■ **Exercise instructions**
Please repeat the data exactly, leaving nothing out.

■ **Extracted material**
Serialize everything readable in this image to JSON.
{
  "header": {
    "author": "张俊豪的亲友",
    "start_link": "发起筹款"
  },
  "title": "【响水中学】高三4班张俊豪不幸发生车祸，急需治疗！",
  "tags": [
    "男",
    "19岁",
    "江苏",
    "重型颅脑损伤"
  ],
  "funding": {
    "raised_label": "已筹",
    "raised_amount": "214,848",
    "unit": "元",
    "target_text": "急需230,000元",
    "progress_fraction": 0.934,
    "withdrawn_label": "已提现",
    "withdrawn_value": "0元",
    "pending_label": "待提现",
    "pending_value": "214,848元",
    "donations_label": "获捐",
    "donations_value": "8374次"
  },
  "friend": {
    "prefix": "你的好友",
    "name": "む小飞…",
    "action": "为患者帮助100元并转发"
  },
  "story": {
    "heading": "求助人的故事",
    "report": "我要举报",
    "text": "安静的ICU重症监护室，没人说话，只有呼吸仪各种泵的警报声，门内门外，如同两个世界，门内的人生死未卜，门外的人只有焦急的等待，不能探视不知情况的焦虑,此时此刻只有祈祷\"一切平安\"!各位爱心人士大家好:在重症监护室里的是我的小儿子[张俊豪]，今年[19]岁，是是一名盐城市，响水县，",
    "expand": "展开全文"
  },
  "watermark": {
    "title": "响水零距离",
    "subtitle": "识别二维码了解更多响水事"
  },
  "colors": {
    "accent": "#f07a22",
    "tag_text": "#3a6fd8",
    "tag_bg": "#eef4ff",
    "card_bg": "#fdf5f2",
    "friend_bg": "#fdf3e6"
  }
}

■ **Result for this task**
Serialize everything readable in this image to JSON.
{
  "header": {
    "author": "张俊豪的亲友",
    "start_link": "发起筹款"
  },
  "title": "【响水中学】高三4班张俊豪不幸发生车祸，急需治疗！",
  "tags": [
    "男",
    "19岁",
    "江苏",
    "重型颅脑损伤"
  ],
  "funding": {
    "raised_label": "已筹",
    "raised_amount": "214,848",
    "unit": "元",
    "target_text": "急需230,000元",
    "progress_fraction": 0.934,
    "withdrawn_label": "已提现",
    "withdrawn_value": "0元",
    "pending_label": "待提现",
    "pending_value": "214,848元",
    "donations_label": "获捐",
    "donations_value": "8374次"
  },
  "friend": {
    "prefix": "你的好友",
    "name": "む小飞…",
    "action": "为患者帮助100元并转发"
  },
  "story": {
    "heading": "求助人的故事",
    "report": "我要举报",
    "text": "安静的ICU重症监护室，没人说话，只有呼吸仪各种泵的警报声，门内门外，如同两个世界，门内的人生死未卜，门外的人只有焦急的等待，不能探视不知情况的焦虑,此时此刻只有祈祷\"一切平安\"!各位爱心人士大家好:在重症监护室里的是我的小儿子[张俊豪]，今年[19]岁，是是一名盐城市，响水县，",
    "expand": "展开全文"
  },
  "watermark": {
    "title": "响水零距离",
    "subtitle": "识别二维码了解更多响水事"
  },
  "colors": {
    "accent": "#f07a22",
    "tag_text": "#3a6fd8",
    "tag_bg": "#eef4ff",
    "card_bg": "#fdf5f2",
    "friend_bg": "#fdf3e6"
  }
}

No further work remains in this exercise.